Even as he tools around town in his custom Cadillac—the one with the pink mink interior—or parties with Midas types like Donald Trump, hip-hop hipster Wyclef Jean remembers when another rapper ruled. Back in the ’80s, when he was waiting tables in New Jersey, Jean recalls, “this kid sees me with a big M.C. Hammer afro and says, ‘Daddy! If s M.C. Hammer!’ So the dad comes over and says, ‘Look, I know you’re not him, but it’s my son’s birthday.’ He slips me $500! Listen, for $500 I’m gonna be Hammer. I’m gonna sing ‘Hammer Time.’ ”
Now, almost two decades later, it’s Jean, 34, who’s the man of the moment. With his fourth solo album, The Preacher’s Son, in stores and a world tour on tap, the Grammy-winning Fugees cofounder and all-star producer—he’s helped score hits for Whitney Houston, Carlos Santana and Destiny’s Child, among others—says his time has come. “I feel it, the vibe and the energy,” he says. “Get ready for the shows, man. It’s gonna be off the hook.”

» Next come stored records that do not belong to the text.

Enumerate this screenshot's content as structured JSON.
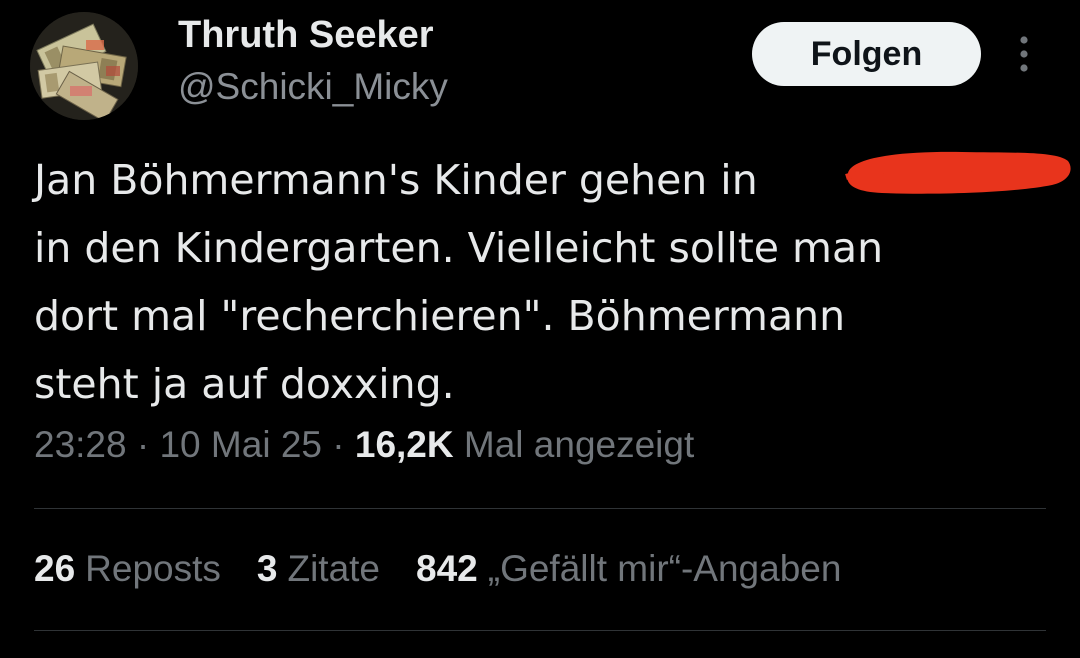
{
  "author": {
    "display_name": "Thruth Seeker",
    "handle": "@Schicki_Micky",
    "avatar_icon": "money-banknotes-avatar"
  },
  "actions": {
    "follow_label": "Folgen",
    "more_icon": "more-vertical-icon"
  },
  "tweet": {
    "lines": [
      "Jan Böhmermann's Kinder gehen in",
      "in den Kindergarten. Vielleicht sollte man",
      "dort mal \"recherchieren\". Böhmermann",
      "steht ja auf doxxing."
    ],
    "redaction_color": "#e8341c"
  },
  "meta": {
    "time": "23:28",
    "separator": " · ",
    "date": "10 Mai 25",
    "views_count": "16,2K",
    "views_label": "Mal angezeigt"
  },
  "stats": {
    "reposts_count": "26",
    "reposts_label": "Reposts",
    "quotes_count": "3",
    "quotes_label": "Zitate",
    "likes_count": "842",
    "likes_label": "„Gefällt mir“-Angaben"
  },
  "colors": {
    "background": "#000000",
    "text_primary": "#e7e9ea",
    "text_secondary": "#71767b",
    "button_bg": "#eff3f4"
  }
}
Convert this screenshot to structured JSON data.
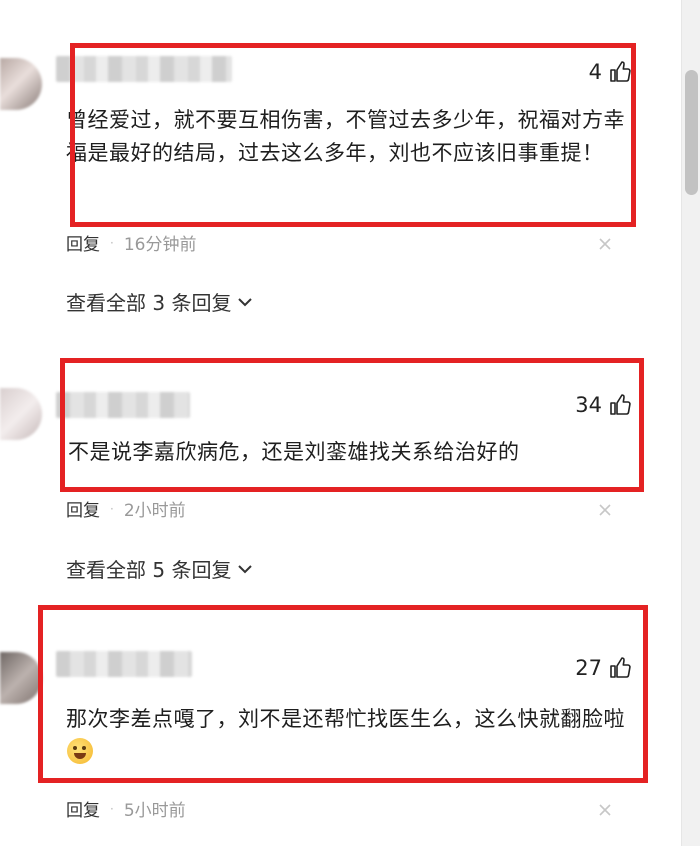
{
  "comments": [
    {
      "likes": "4",
      "text": "曾经爱过，就不要互相伤害，不管过去多少年，祝福对方幸福是最好的结局，过去这么多年，刘也不应该旧事重提！",
      "reply_label": "回复",
      "separator": "·",
      "time": "16分钟前",
      "view_replies": "查看全部 3 条回复"
    },
    {
      "likes": "34",
      "text": "不是说李嘉欣病危，还是刘銮雄找关系给治好的",
      "reply_label": "回复",
      "separator": "·",
      "time": "2小时前",
      "view_replies": "查看全部 5 条回复"
    },
    {
      "likes": "27",
      "text": "那次李差点嘎了，刘不是还帮忙找医生么，这么快就翻脸啦",
      "reply_label": "回复",
      "separator": "·",
      "time": "5小时前"
    }
  ],
  "icons": {
    "like": "thumb-up-icon",
    "close": "close-icon",
    "expand": "chevron-down-icon",
    "emoji": "laughing-crying-emoji"
  },
  "colors": {
    "highlight": "#e42223",
    "meta_text": "#999999"
  }
}
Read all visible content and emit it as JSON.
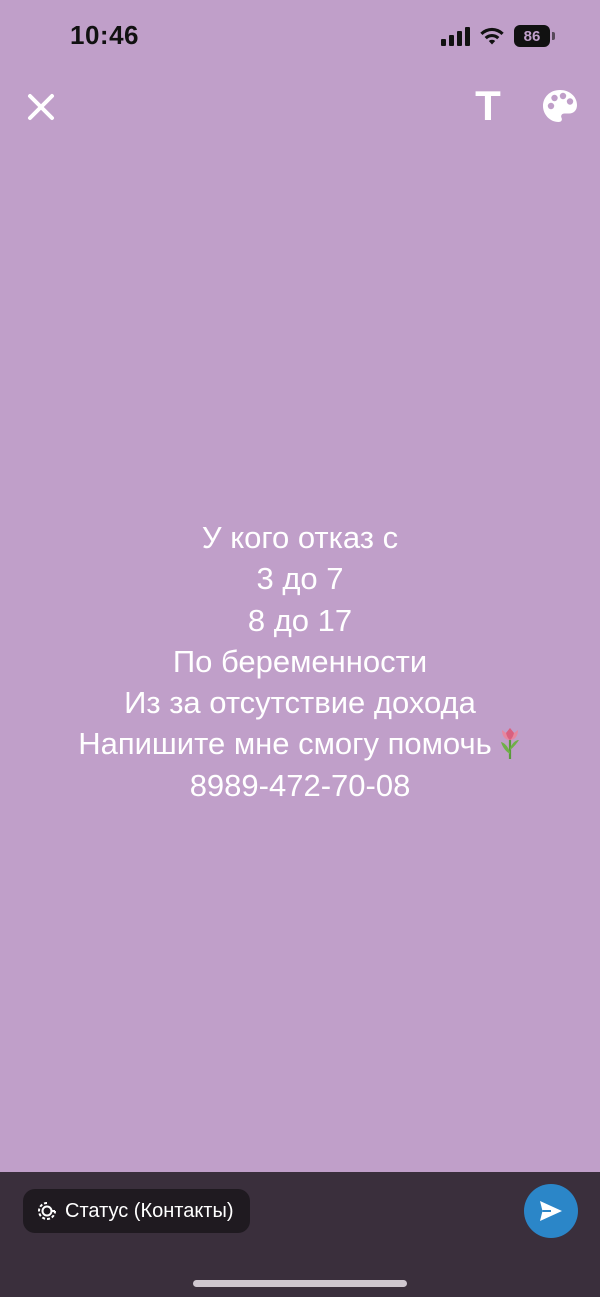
{
  "colors": {
    "background": "#c09fc9",
    "bottom_bar": "#3a2f3c",
    "pill": "#1f1a20",
    "send_button": "#2b86c8",
    "text": "#ffffff"
  },
  "status_bar": {
    "time": "10:46",
    "battery": "86",
    "icons": [
      "cellular-signal-icon",
      "wifi-icon",
      "battery-icon"
    ]
  },
  "toolbar": {
    "close_icon": "close-icon",
    "text_tool_label": "T",
    "palette_icon": "palette-icon"
  },
  "status_text": {
    "lines": [
      "У кого отказ с",
      "3 до 7",
      "8 до 17",
      "По беременности",
      "Из за отсутствие дохода",
      "Напишите мне смогу помочь",
      "8989-472-70-08"
    ],
    "emoji_icon": "tulip-icon"
  },
  "bottom_bar": {
    "privacy_label": "Статус (Контакты)",
    "privacy_icon": "status-privacy-icon",
    "send_icon": "send-icon"
  }
}
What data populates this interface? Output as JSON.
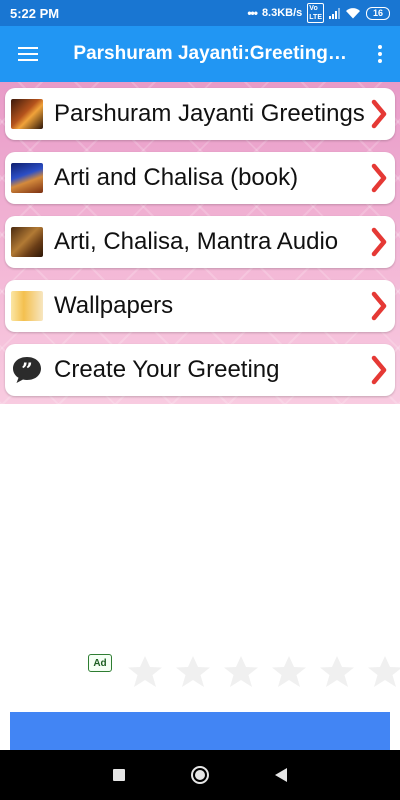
{
  "status_bar": {
    "time": "5:22 PM",
    "network_speed": "8.3KB/s",
    "network_tag": "VoLTE",
    "battery": "16",
    "icons": [
      "signal-icon",
      "wifi-icon",
      "battery-icon"
    ]
  },
  "app_bar": {
    "title": "Parshuram Jayanti:Greeting…",
    "menu_icon": "hamburger-icon",
    "overflow_icon": "more-vert-icon"
  },
  "menu": {
    "items": [
      {
        "label": "Parshuram Jayanti Greetings",
        "icon": "greetings-thumbnail"
      },
      {
        "label": "Arti and Chalisa (book)",
        "icon": "book-thumbnail"
      },
      {
        "label": "Arti, Chalisa, Mantra Audio",
        "icon": "audio-thumbnail"
      },
      {
        "label": "Wallpapers",
        "icon": "wallpaper-thumbnail"
      },
      {
        "label": "Create Your Greeting",
        "icon": "quote-bubble-icon"
      }
    ],
    "chevron_icon": "chevron-right-icon"
  },
  "ad": {
    "badge": "Ad",
    "star_icon": "star-icon"
  },
  "colors": {
    "status_bar": "#1976d2",
    "app_bar": "#2196f3",
    "chevron": "#e53935",
    "ad_banner": "#4285f4",
    "menu_background": "#f3b7d6"
  }
}
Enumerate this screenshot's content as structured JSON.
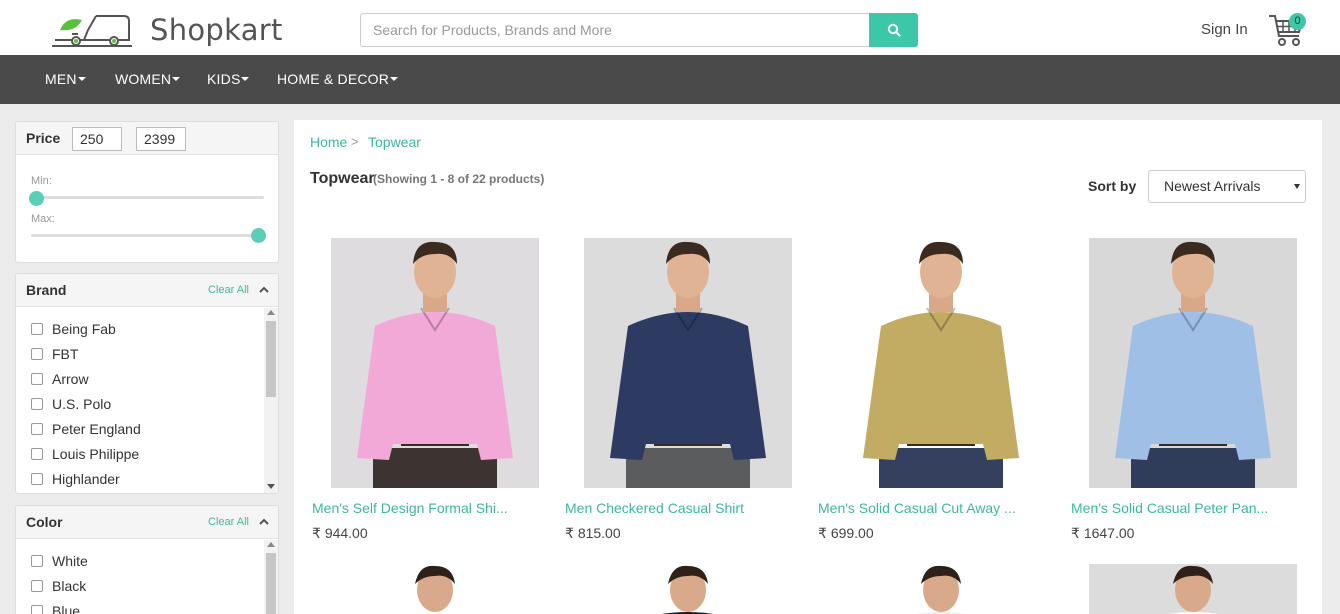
{
  "header": {
    "brand": "Shopkart",
    "search_placeholder": "Search for Products, Brands and More",
    "signin_label": "Sign In",
    "cart_count": "0"
  },
  "nav": {
    "items": [
      "MEN",
      "WOMEN",
      "KIDS",
      "HOME & DECOR"
    ]
  },
  "price_filter": {
    "title": "Price",
    "min_value": "250",
    "max_value": "2399",
    "min_label": "Min:",
    "max_label": "Max:",
    "min_fraction": 0.0,
    "max_fraction": 1.0
  },
  "brand_filter": {
    "title": "Brand",
    "clear_label": "Clear All",
    "options": [
      "Being Fab",
      "FBT",
      "Arrow",
      "U.S. Polo",
      "Peter England",
      "Louis Philippe",
      "Highlander"
    ]
  },
  "color_filter": {
    "title": "Color",
    "clear_label": "Clear All",
    "options": [
      "White",
      "Black",
      "Blue"
    ]
  },
  "breadcrumb": {
    "home": "Home",
    "separator": ">",
    "current": "Topwear"
  },
  "listing": {
    "title": "Topwear",
    "showing": "(Showing 1 - 8 of 22 products)",
    "sort_label": "Sort by",
    "sort_value": "Newest Arrivals"
  },
  "products": [
    {
      "name": "Men's Self Design Formal Shi...",
      "price": "944.00",
      "shirt_color": "#f3a9d7",
      "bg": "#dedcdf",
      "pants": "#3c3431"
    },
    {
      "name": "Men Checkered Casual Shirt",
      "price": "815.00",
      "shirt_color": "#2d3a62",
      "bg": "#dcdcdc",
      "pants": "#5a5c5e"
    },
    {
      "name": "Men's Solid Casual Cut Away ...",
      "price": "699.00",
      "shirt_color": "#c2ab63",
      "bg": "#ffffff",
      "pants": "#34405e"
    },
    {
      "name": "Men's Solid Casual Peter Pan...",
      "price": "1647.00",
      "shirt_color": "#9fbfe6",
      "bg": "#d8d8d8",
      "pants": "#2f3d5a"
    }
  ],
  "currency_symbol": "₹",
  "colors": {
    "accent": "#3cc7a8",
    "nav_bg": "#4a4a4a"
  }
}
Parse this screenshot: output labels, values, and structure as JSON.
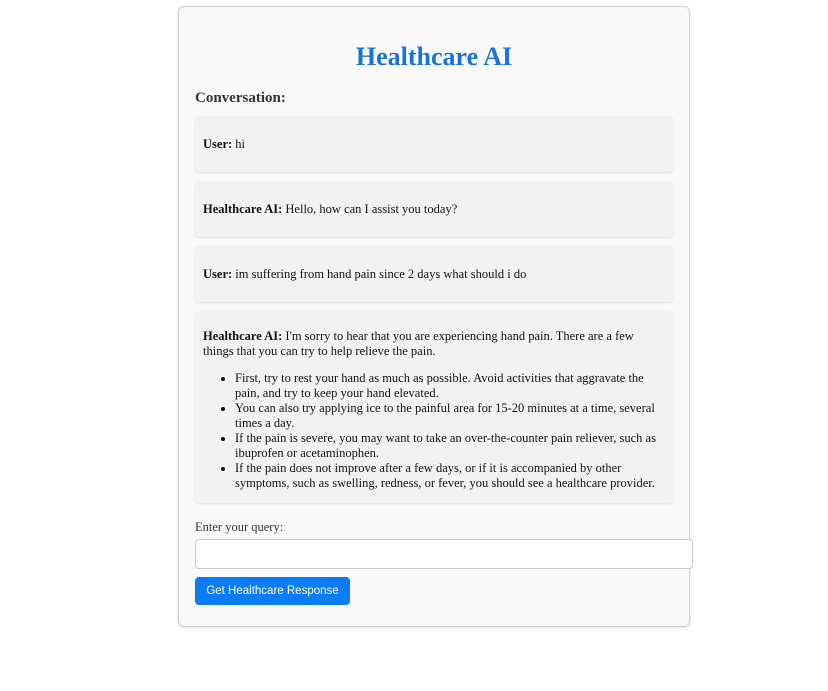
{
  "app": {
    "title": "Healthcare AI"
  },
  "conversation": {
    "heading": "Conversation:",
    "messages": [
      {
        "speaker": "User:",
        "text": " hi"
      },
      {
        "speaker": "Healthcare AI:",
        "text": " Hello, how can I assist you today?"
      },
      {
        "speaker": "User:",
        "text": " im suffering from hand pain since 2 days what should i do"
      },
      {
        "speaker": "Healthcare AI:",
        "text": " I'm sorry to hear that you are experiencing hand pain. There are a few things that you can try to help relieve the pain.",
        "bullets": [
          "First, try to rest your hand as much as possible. Avoid activities that aggravate the pain, and try to keep your hand elevated.",
          "You can also try applying ice to the painful area for 15-20 minutes at a time, several times a day.",
          "If the pain is severe, you may want to take an over-the-counter pain reliever, such as ibuprofen or acetaminophen.",
          "If the pain does not improve after a few days, or if it is accompanied by other symptoms, such as swelling, redness, or fever, you should see a healthcare provider."
        ]
      }
    ]
  },
  "query": {
    "label": "Enter your query:",
    "value": "",
    "placeholder": ""
  },
  "submit": {
    "label": "Get Healthcare Response"
  },
  "colors": {
    "title": "#1a73d9",
    "button": "#0a7cf5"
  }
}
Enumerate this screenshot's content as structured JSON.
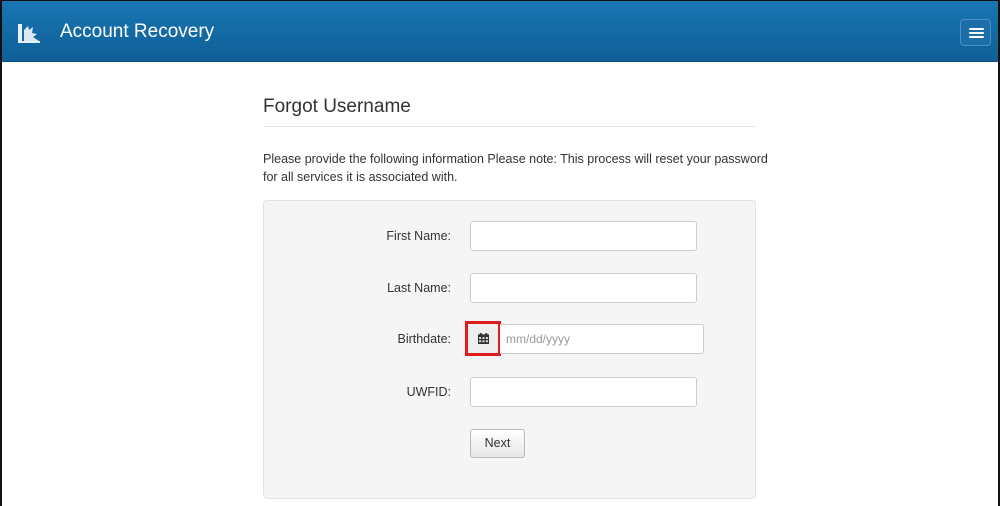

Giddy as he feels, Jean says the high comes on the heels of “the worst period of my life.” In September 2001 his father, Gesner, an evangelical preacher, died in an accident. That same year Jean’s wife, fashion designer Marie Claudinette, 38, lost her mother and an uncle. “We went through a death spell, losing three people back-to-back,” says Jean. “Then, after a year of mourning, I finally understood: To conquer death, you have to celebrate life.”
In a way he’s been doing that from birth. Born poor in Haiti, where he acquired what Whitney Houston calls his “cool island vibe,” Jean remembers “dancin’ in the rain, butt naked. Freedom! Happyjust to be alive.” Then, at 9, he was shocked to learn that the couple visiting from America, Gesner and Yolande Jean—and not the relatives who raised him—were his real parents. More shocking was the violence-swept Brooklyn housing project where the Jeans moved. “It was the roughest, toughest place,” says Jean. To keep him and his siblings out of harm’s way, Jean’s father gave them toy drums and guitars—but not lessons. “We could play absolutely no notes,” says Jean. “Man, was we making noise!” When the family moved to East Orange, N. J., in the mid-’80s, the kids made a heavenly din in the funeral home their father converted into a church. “The freight elevator still had a coffin in it,” Jean says, “but once we got adjusted, the ghosts weren’t so bad.”
Jean’s talents as a rapper and guitarist earned him his first record deal at 17, but his father “didn’t have a clue that I lived a double life, church boy and rap- per” until Jean and his Fugees band- mates Pras Michel, 31, and Lauryn Hill, 28, were well on their way to stardom. With their 1996 album The Score selling about 20 million copies worldwide, Jean says, “the planes went from commercial airlines to jumping on the Concorde. The bank account getting ching, ching, ching every week.” After a lengthy estrangement, Jean’s father found away to make his son’s lucre from what he considered “the devil’s music” do the Lord’s work: “My dad would come to my house and he’d be like, ‘You have more sneakers than Will Smith!’ He’d raid my closet and half my Jordans would be gone, my Armani suits. He’d just bag ’em and go give ’em away.”
While father and son patched things up, Jean and his fellow Fugees had a contentious parting. “I was young, I was crazy, I was a ladies’ man,” says Jean, laying part of the blame for the band’s dissolution in the late ’90s on his affair with Hill. When he stopped seeing Hill, Jean confessed his infidelity to his wife, whom he had met in his late teens and wed in 1994. “I was outraged,” says Marie Claudinette, who briefly left their suburban New Jersey home. “I went crazy on him. I beat him up. I did everything an average normal woman would do. I think if he didn’t confess, if I found out differently, I wouldn’t have bothered.” Now, friends say, the couple’s marriage is stronger than ever. “They’ve been through tough times, but they’re still together,” says Patti LaBelle, who performs on Jean’s new album and has bought stage outfits from his wife. “If s a wonderful relationship.”
Jean, like many fans, is all for a Fugees reunion—”I would love that!” —but he says his former partners (both declined to be interviewed) have not returned his phone calls. “All I can do is keep calling and eventually somebody will call back.” So for now, it’s ‘Clef time. “I love performing,” says Jean, now rehearsing for his upcoming tour. “It’s time for that right now-to celebrate life and give people hope.” As his father would say, Amen to that.
By Steve Dougherty. Mark Dagostino in New York City